▶ _Work task_
Whenever a line below includes the word "believe", copy that line.

Extracted data entries
########
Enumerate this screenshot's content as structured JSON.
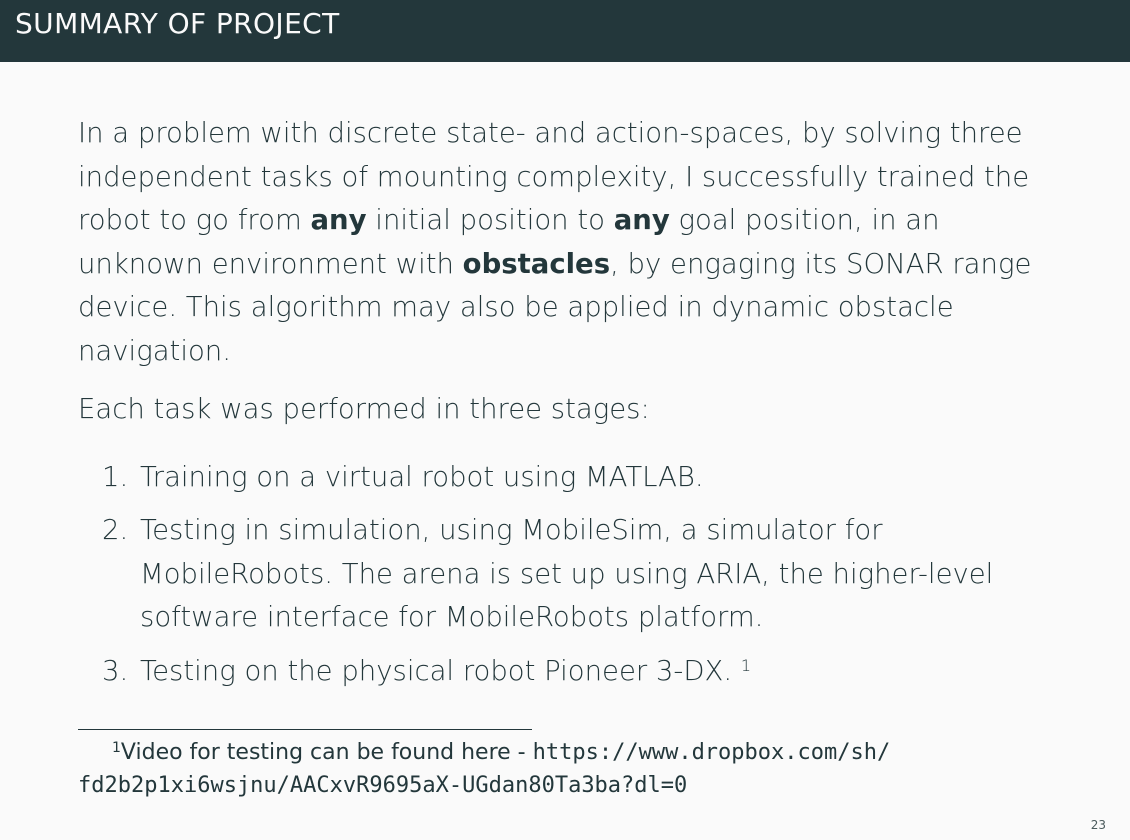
{
  "header": {
    "title": "SUMMARY OF PROJECT"
  },
  "summary": {
    "p1_a": "In a problem with discrete state- and action-spaces, by solving three independent tasks of mounting complexity, I successfully trained the robot to go from ",
    "p1_bold1": "any",
    "p1_b": " initial position to ",
    "p1_bold2": "any",
    "p1_c": " goal position, in an unknown environment with ",
    "p1_bold3": "obstacles",
    "p1_d": ", by engaging its SONAR range device. This algorithm may also be applied in dynamic obstacle navigation.",
    "p2": "Each task was performed in three stages:"
  },
  "stages": [
    {
      "num": "1.",
      "text": "Training on a virtual robot using MATLAB."
    },
    {
      "num": "2.",
      "text": "Testing in simulation, using MobileSim, a simulator for MobileRobots. The arena is set up using ARIA, the higher-level software interface for MobileRobots platform."
    },
    {
      "num": "3.",
      "text": "Testing on the physical robot Pioneer 3-DX.",
      "footnote_ref": "1"
    }
  ],
  "footnote": {
    "mark": "1",
    "text": "Video for testing can be found here - ",
    "url_part1": "https://www.dropbox.com/sh/",
    "url_part2": "fd2b2p1xi6wsjnu/AACxvR9695aX-UGdan80Ta3ba?dl=0"
  },
  "page_number": "23",
  "colors": {
    "header_bg": "#23373b",
    "background": "#fafafa",
    "text": "#23373b"
  }
}
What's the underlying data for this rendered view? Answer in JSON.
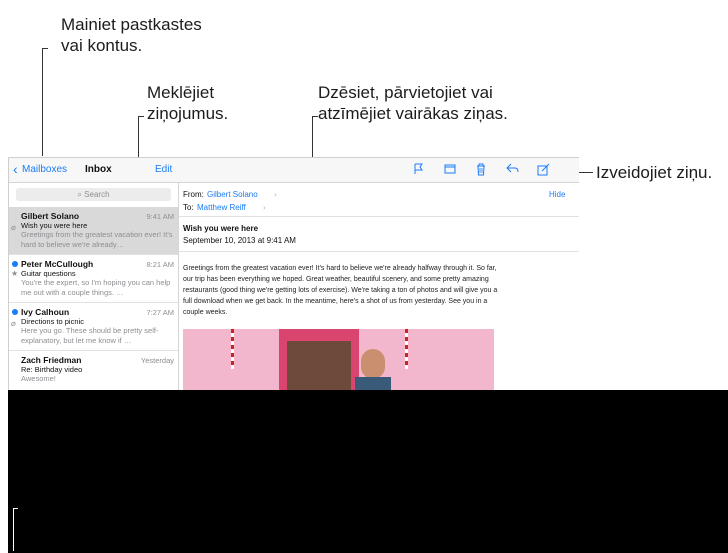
{
  "callouts": {
    "mailboxes": [
      "Mainiet pastkastes",
      "vai kontus."
    ],
    "search": [
      "Meklējiet",
      "ziņojumus."
    ],
    "actions": [
      "Dzēsiet, pārvietojiet vai",
      "atzīmējiet vairākas ziņas."
    ],
    "compose": "Izveidojiet ziņu."
  },
  "toolbar": {
    "back_label": "Mailboxes",
    "title": "Inbox",
    "edit_label": "Edit",
    "icons": [
      "flag-icon",
      "folder-icon",
      "trash-icon",
      "reply-icon",
      "compose-icon"
    ]
  },
  "search": {
    "placeholder": "Search"
  },
  "messages": [
    {
      "sender": "Gilbert Solano",
      "time": "9:41 AM",
      "subject": "Wish you were here",
      "preview": "Greetings from the greatest vacation ever! It's hard to believe we're already…",
      "selected": true,
      "unread": false,
      "attachment": true,
      "flagged": false
    },
    {
      "sender": "Peter McCullough",
      "time": "8:21 AM",
      "subject": "Guitar questions",
      "preview": "You're the expert, so I'm hoping you can help me out with a couple things. …",
      "selected": false,
      "unread": true,
      "attachment": false,
      "flagged": true
    },
    {
      "sender": "Ivy Calhoun",
      "time": "7:27 AM",
      "subject": "Directions to picnic",
      "preview": "Here you go. These should be pretty self-explanatory, but let me know if …",
      "selected": false,
      "unread": true,
      "attachment": true,
      "flagged": false
    },
    {
      "sender": "Zach Friedman",
      "time": "Yesterday",
      "subject": "Re: Birthday video",
      "preview": "Awesome!",
      "selected": false,
      "unread": false,
      "attachment": false,
      "flagged": false
    }
  ],
  "detail": {
    "from_label": "From:",
    "from_name": "Gilbert Solano",
    "to_label": "To:",
    "to_name": "Matthew Reiff",
    "hide_label": "Hide",
    "subject": "Wish you were here",
    "date": "September 10, 2013 at 9:41 AM",
    "body": [
      "Greetings from the greatest vacation ever! It's hard to believe we're already halfway through it. So far,",
      "our trip has been everything we hoped. Great weather, beautiful scenery, and some pretty amazing",
      "restaurants (good thing we're getting lots of exercise). We're taking a ton of photos and will give you a",
      "full download when we get back. In the meantime, here's a shot of us from yesterday. See you in a",
      "couple weeks."
    ]
  },
  "colors": {
    "accent": "#1a7cf7",
    "unread_dot": "#1a7cf7",
    "selected_row": "#d9d9d9",
    "background_overlay": "#000000"
  }
}
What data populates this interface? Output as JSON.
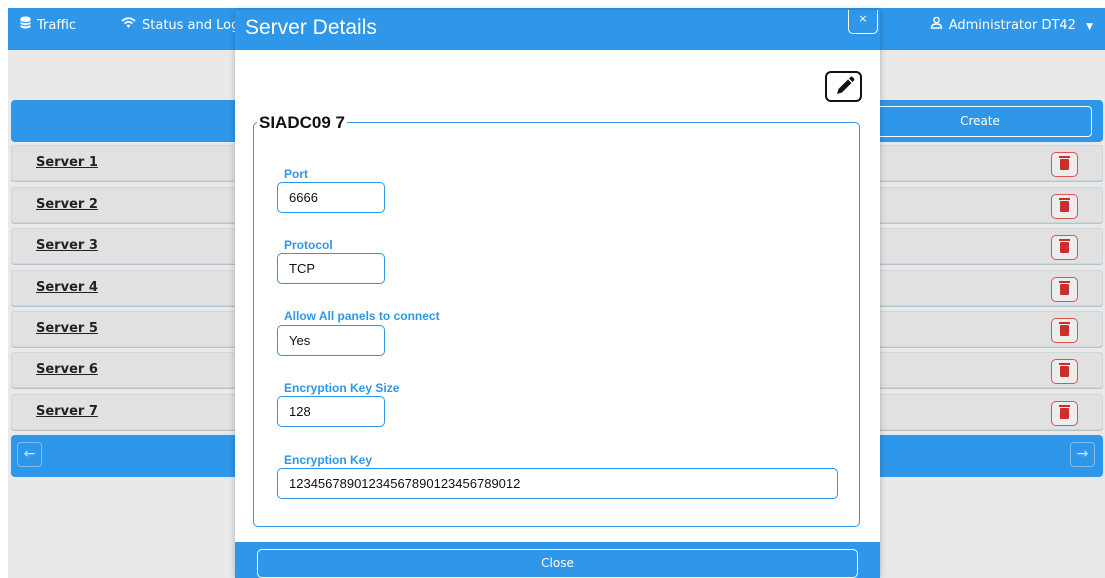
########
▶ _Solution to the exercise_
      "preview": "Greetings from the greatest vacation ever! It's hard to believe we're already…",
      "Greetings from the greatest vacation ever! It's hard to believe we're already halfway through it. So far,",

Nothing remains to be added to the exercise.